[Collected data]

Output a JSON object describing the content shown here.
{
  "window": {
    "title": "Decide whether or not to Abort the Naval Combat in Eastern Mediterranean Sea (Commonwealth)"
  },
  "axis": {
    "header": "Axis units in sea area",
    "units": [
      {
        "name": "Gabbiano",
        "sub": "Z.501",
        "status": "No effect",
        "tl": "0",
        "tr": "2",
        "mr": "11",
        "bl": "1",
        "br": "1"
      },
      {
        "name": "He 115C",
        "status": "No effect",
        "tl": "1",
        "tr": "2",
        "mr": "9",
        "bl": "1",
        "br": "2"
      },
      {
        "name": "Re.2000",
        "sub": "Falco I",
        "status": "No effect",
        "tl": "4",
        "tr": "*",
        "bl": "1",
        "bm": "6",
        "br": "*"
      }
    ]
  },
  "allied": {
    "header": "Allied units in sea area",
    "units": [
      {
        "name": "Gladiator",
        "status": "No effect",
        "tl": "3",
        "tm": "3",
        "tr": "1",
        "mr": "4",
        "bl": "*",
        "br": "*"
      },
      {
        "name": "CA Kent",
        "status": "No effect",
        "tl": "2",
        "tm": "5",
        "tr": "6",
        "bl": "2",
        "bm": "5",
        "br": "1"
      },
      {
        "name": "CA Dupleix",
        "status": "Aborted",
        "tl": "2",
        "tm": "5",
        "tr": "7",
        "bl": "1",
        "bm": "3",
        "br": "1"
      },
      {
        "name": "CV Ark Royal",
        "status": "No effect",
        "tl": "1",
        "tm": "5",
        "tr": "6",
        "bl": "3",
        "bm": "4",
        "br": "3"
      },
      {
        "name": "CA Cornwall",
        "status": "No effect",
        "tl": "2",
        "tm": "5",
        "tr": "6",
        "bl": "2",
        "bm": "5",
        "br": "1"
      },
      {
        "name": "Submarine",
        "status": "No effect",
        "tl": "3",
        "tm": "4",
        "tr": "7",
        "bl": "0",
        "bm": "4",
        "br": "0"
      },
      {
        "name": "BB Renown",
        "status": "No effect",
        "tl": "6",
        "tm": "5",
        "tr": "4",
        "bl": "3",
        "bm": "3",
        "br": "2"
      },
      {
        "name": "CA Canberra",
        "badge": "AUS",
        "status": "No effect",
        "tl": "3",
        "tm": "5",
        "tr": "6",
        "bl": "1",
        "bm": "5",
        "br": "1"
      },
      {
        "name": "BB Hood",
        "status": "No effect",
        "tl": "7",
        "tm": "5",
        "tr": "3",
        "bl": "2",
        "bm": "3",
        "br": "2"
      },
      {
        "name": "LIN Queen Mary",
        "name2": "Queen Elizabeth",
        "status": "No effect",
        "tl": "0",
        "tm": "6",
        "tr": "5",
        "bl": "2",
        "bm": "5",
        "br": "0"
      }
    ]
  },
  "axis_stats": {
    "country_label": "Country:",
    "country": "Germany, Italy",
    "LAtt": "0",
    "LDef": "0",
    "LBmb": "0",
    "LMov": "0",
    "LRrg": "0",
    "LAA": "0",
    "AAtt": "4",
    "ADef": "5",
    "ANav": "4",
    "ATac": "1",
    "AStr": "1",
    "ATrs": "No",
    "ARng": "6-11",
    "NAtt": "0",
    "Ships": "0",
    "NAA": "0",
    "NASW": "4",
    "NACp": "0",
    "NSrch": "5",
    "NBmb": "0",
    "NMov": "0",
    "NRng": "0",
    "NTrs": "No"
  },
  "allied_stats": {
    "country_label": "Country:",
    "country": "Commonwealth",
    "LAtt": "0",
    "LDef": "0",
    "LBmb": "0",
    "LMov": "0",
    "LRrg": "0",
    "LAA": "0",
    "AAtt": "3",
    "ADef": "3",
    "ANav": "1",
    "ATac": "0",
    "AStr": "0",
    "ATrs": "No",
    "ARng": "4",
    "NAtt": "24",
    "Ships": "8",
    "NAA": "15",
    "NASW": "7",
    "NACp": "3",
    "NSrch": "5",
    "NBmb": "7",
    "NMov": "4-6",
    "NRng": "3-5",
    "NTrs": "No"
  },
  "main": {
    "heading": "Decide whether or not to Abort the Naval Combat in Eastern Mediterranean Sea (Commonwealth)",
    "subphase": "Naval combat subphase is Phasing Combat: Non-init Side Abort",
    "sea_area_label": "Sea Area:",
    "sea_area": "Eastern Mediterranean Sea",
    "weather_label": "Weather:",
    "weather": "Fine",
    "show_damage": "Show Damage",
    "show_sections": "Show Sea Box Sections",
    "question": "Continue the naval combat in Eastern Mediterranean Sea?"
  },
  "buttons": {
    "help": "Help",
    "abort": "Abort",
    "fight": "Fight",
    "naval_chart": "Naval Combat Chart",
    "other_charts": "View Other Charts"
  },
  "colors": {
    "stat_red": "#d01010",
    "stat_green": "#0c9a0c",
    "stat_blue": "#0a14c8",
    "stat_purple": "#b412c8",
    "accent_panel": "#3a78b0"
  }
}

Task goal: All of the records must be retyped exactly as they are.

Answer section:
Output a JSON object describing the content shown here.
{
  "window": {
    "title": "Decide whether or not to Abort the Naval Combat in Eastern Mediterranean Sea (Commonwealth)"
  },
  "axis": {
    "header": "Axis units in sea area",
    "units": [
      {
        "name": "Gabbiano",
        "sub": "Z.501",
        "status": "No effect",
        "tl": "0",
        "tr": "2",
        "mr": "11",
        "bl": "1",
        "br": "1"
      },
      {
        "name": "He 115C",
        "status": "No effect",
        "tl": "1",
        "tr": "2",
        "mr": "9",
        "bl": "1",
        "br": "2"
      },
      {
        "name": "Re.2000",
        "sub": "Falco I",
        "status": "No effect",
        "tl": "4",
        "tr": "*",
        "bl": "1",
        "bm": "6",
        "br": "*"
      }
    ]
  },
  "allied": {
    "header": "Allied units in sea area",
    "units": [
      {
        "name": "Gladiator",
        "status": "No effect",
        "tl": "3",
        "tm": "3",
        "tr": "1",
        "mr": "4",
        "bl": "*",
        "br": "*"
      },
      {
        "name": "CA Kent",
        "status": "No effect",
        "tl": "2",
        "tm": "5",
        "tr": "6",
        "bl": "2",
        "bm": "5",
        "br": "1"
      },
      {
        "name": "CA Dupleix",
        "status": "Aborted",
        "tl": "2",
        "tm": "5",
        "tr": "7",
        "bl": "1",
        "bm": "3",
        "br": "1"
      },
      {
        "name": "CV Ark Royal",
        "status": "No effect",
        "tl": "1",
        "tm": "5",
        "tr": "6",
        "bl": "3",
        "bm": "4",
        "br": "3"
      },
      {
        "name": "CA Cornwall",
        "status": "No effect",
        "tl": "2",
        "tm": "5",
        "tr": "6",
        "bl": "2",
        "bm": "5",
        "br": "1"
      },
      {
        "name": "Submarine",
        "status": "No effect",
        "tl": "3",
        "tm": "4",
        "tr": "7",
        "bl": "0",
        "bm": "4",
        "br": "0"
      },
      {
        "name": "BB Renown",
        "status": "No effect",
        "tl": "6",
        "tm": "5",
        "tr": "4",
        "bl": "3",
        "bm": "3",
        "br": "2"
      },
      {
        "name": "CA Canberra",
        "badge": "AUS",
        "status": "No effect",
        "tl": "3",
        "tm": "5",
        "tr": "6",
        "bl": "1",
        "bm": "5",
        "br": "1"
      },
      {
        "name": "BB Hood",
        "status": "No effect",
        "tl": "7",
        "tm": "5",
        "tr": "3",
        "bl": "2",
        "bm": "3",
        "br": "2"
      },
      {
        "name": "LIN Queen Mary",
        "name2": "Queen Elizabeth",
        "status": "No effect",
        "tl": "0",
        "tm": "6",
        "tr": "5",
        "bl": "2",
        "bm": "5",
        "br": "0"
      }
    ]
  },
  "axis_stats": {
    "country_label": "Country:",
    "country": "Germany, Italy",
    "LAtt": "0",
    "LDef": "0",
    "LBmb": "0",
    "LMov": "0",
    "LRrg": "0",
    "LAA": "0",
    "AAtt": "4",
    "ADef": "5",
    "ANav": "4",
    "ATac": "1",
    "AStr": "1",
    "ATrs": "No",
    "ARng": "6-11",
    "NAtt": "0",
    "Ships": "0",
    "NAA": "0",
    "NASW": "4",
    "NACp": "0",
    "NSrch": "5",
    "NBmb": "0",
    "NMov": "0",
    "NRng": "0",
    "NTrs": "No"
  },
  "allied_stats": {
    "country_label": "Country:",
    "country": "Commonwealth",
    "LAtt": "0",
    "LDef": "0",
    "LBmb": "0",
    "LMov": "0",
    "LRrg": "0",
    "LAA": "0",
    "AAtt": "3",
    "ADef": "3",
    "ANav": "1",
    "ATac": "0",
    "AStr": "0",
    "ATrs": "No",
    "ARng": "4",
    "NAtt": "24",
    "Ships": "8",
    "NAA": "15",
    "NASW": "7",
    "NACp": "3",
    "NSrch": "5",
    "NBmb": "7",
    "NMov": "4-6",
    "NRng": "3-5",
    "NTrs": "No"
  },
  "main": {
    "heading": "Decide whether or not to Abort the Naval Combat in Eastern Mediterranean Sea (Commonwealth)",
    "subphase": "Naval combat subphase is Phasing Combat: Non-init Side Abort",
    "sea_area_label": "Sea Area:",
    "sea_area": "Eastern Mediterranean Sea",
    "weather_label": "Weather:",
    "weather": "Fine",
    "show_damage": "Show Damage",
    "show_sections": "Show Sea Box Sections",
    "question": "Continue the naval combat in Eastern Mediterranean Sea?"
  },
  "buttons": {
    "help": "Help",
    "abort": "Abort",
    "fight": "Fight",
    "naval_chart": "Naval Combat Chart",
    "other_charts": "View Other Charts"
  },
  "colors": {
    "stat_red": "#d01010",
    "stat_green": "#0c9a0c",
    "stat_blue": "#0a14c8",
    "stat_purple": "#b412c8",
    "accent_panel": "#3a78b0"
  }
}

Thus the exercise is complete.